What is it?
An updated version of the Lexus CT200h, the petrol-electric hybrid hatchback which has quickly evolved into Lexus’s best-selling car in Europe since its introduction in 2011.
There are minor styling alterations - mostly to ensure that the brand’s ‘spindle’ grille design is synchronised across its lineup - but the bulk of the changes occur underneath, where the engineers have clearly been told to resolve some of the criticisms levelled at the old model.
To improve body rigidity, Lexus has broken out the structural adhesive and found space for 20 additional spot welds around the tailgate, allowing it to adjust the spring rates on the CT200h’s notoriously tough suspension. It has also introduced 94 separate measures to combat the car’s thoroughly un-Lexus like NVH problems, including improved sound deadening behind the dash and in the rear arches.
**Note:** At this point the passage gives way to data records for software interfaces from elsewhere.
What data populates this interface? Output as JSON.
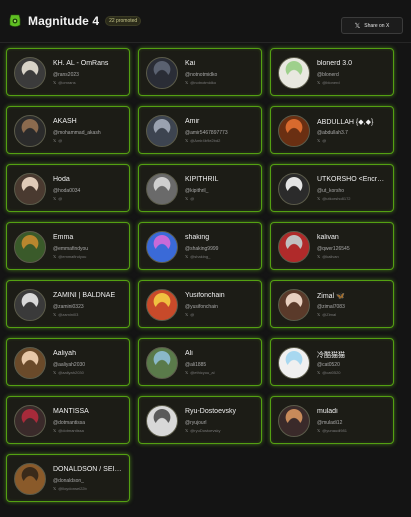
{
  "header": {
    "title": "Magnitude 4",
    "badge": "22 promoted",
    "share_label": "Share on X",
    "share_icon": "x-logo-icon",
    "logo_icon": "green-lantern-icon",
    "accent": "#6ccf1e"
  },
  "cards": [
    {
      "name": "KH. AL - OmRans",
      "handle": "@rans2023",
      "x": "@omrans",
      "avatar": [
        "#d8d3c8",
        "#3b3b3b"
      ]
    },
    {
      "name": "Kai",
      "handle": "@notnotmidko",
      "x": "@notnotmidko",
      "avatar": [
        "#5a6170",
        "#2a2d36"
      ]
    },
    {
      "name": "blonerd 3.0",
      "handle": "@blonerd",
      "x": "@blonerd",
      "avatar": [
        "#9ed08c",
        "#e8e8e0"
      ]
    },
    {
      "name": "AKASH",
      "handle": "@mohammad_akash",
      "x": "@",
      "avatar": [
        "#8b6a4e",
        "#2b2b2b"
      ]
    },
    {
      "name": "Amir",
      "handle": "@amir5467897773",
      "x": "@Amir4b9e2bd2",
      "avatar": [
        "#9aa2b0",
        "#3d4450"
      ]
    },
    {
      "name": "ABDULLAH {◆,◆}",
      "handle": "@abdullah3.7",
      "x": "@",
      "avatar": [
        "#d86a2e",
        "#6a2f12"
      ]
    },
    {
      "name": "Hoda",
      "handle": "@hoda0034",
      "x": "@",
      "avatar": [
        "#e0cbb8",
        "#4a3a30"
      ]
    },
    {
      "name": "KIPITHRIL",
      "handle": "@kipithril_",
      "x": "@",
      "avatar": [
        "#cfcfcf",
        "#6a6a6a"
      ]
    },
    {
      "name": "UTKORSHO <Encr…",
      "handle": "@ut_korsho",
      "x": "@utkorsho8172",
      "avatar": [
        "#e4e4e4",
        "#2b2b2b"
      ]
    },
    {
      "name": "Emma",
      "handle": "@emmafindyou",
      "x": "@emmafindyou",
      "avatar": [
        "#b8862e",
        "#3a5a2a"
      ]
    },
    {
      "name": "shaking",
      "handle": "@shaking9999",
      "x": "@shaking_",
      "avatar": [
        "#c86ad8",
        "#3a6ad8"
      ]
    },
    {
      "name": "kalivan",
      "handle": "@qwer126545",
      "x": "@kalivan",
      "avatar": [
        "#c0c0c0",
        "#b02a2a"
      ]
    },
    {
      "name": "ZAMINI | BALDNAE",
      "handle": "@zamini0323",
      "x": "@zamini03",
      "avatar": [
        "#d8d8d8",
        "#3a3a3a"
      ]
    },
    {
      "name": "Yusifonchain",
      "handle": "@yusifonchain",
      "x": "@",
      "avatar": [
        "#f0c040",
        "#c84a2a"
      ]
    },
    {
      "name": "Zimal 🦋",
      "handle": "@zimal7083",
      "x": "@Zimal",
      "avatar": [
        "#e8d0c0",
        "#5a3a2a"
      ]
    },
    {
      "name": "Aaliyah",
      "handle": "@aaliyah2030",
      "x": "@aaliyah2030",
      "avatar": [
        "#e8c8a8",
        "#6a4a2a"
      ]
    },
    {
      "name": "Ali",
      "handle": "@ali1885",
      "x": "@ethicyou_al",
      "avatar": [
        "#8ab8c8",
        "#5a7a4a"
      ]
    },
    {
      "name": "冷酷猫猫",
      "handle": "@cat0520",
      "x": "@cat0520",
      "avatar": [
        "#a8d8f0",
        "#f0f0f0"
      ]
    },
    {
      "name": "MANTISSA",
      "handle": "@dotmantissa",
      "x": "@dotmantissa",
      "avatar": [
        "#a82a3a",
        "#3a2a2a"
      ]
    },
    {
      "name": "Ryu-Dostoevsky",
      "handle": "@ryujourl",
      "x": "@ryuDostoevsky",
      "avatar": [
        "#5a5a5a",
        "#d8d8d8"
      ]
    },
    {
      "name": "muladi",
      "handle": "@muladi12",
      "x": "@yunaudi981",
      "avatar": [
        "#c88a5a",
        "#3a2a2a"
      ]
    },
    {
      "name": "DONALDSON / SEI…",
      "handle": "@donaldson_",
      "x": "@lloydonsei22b",
      "avatar": [
        "#3a2a1a",
        "#8a5a2a"
      ]
    }
  ]
}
Although the standard powertrain remains basically unaltered - essentially the same 98bhp 1.8-litre petrol engine and 81bhp electric motor that powers the Toyota Prius - the CT200h’s transmission has been remapped for a more linear build-up of revs, in the hope that a more conventional and intuitive driving experience will result. Inside, there’s a new rotary remote touch control for the infotainment system, as well as a cheaper (£995) navigation option.
Finally, and best of all from a business users point of view, Lexus has managed to lower both the CO2 emissions and the car’s price tag. In base S grade spec (with 15-inch wheels) the CT200h is now £1000 cheaper and 5g/km cleaner at 82g/km CO2 - making it 4 per cent cheaper than most of its diesel-engined rivals on the all-important BIK banding. Even the more expensive F Sport grade driven here is £1250 cheaper than before and (on 17-inch wheels and frillier bodywork) still below the 95g/km, 11 per cent cut-off point for 2014/15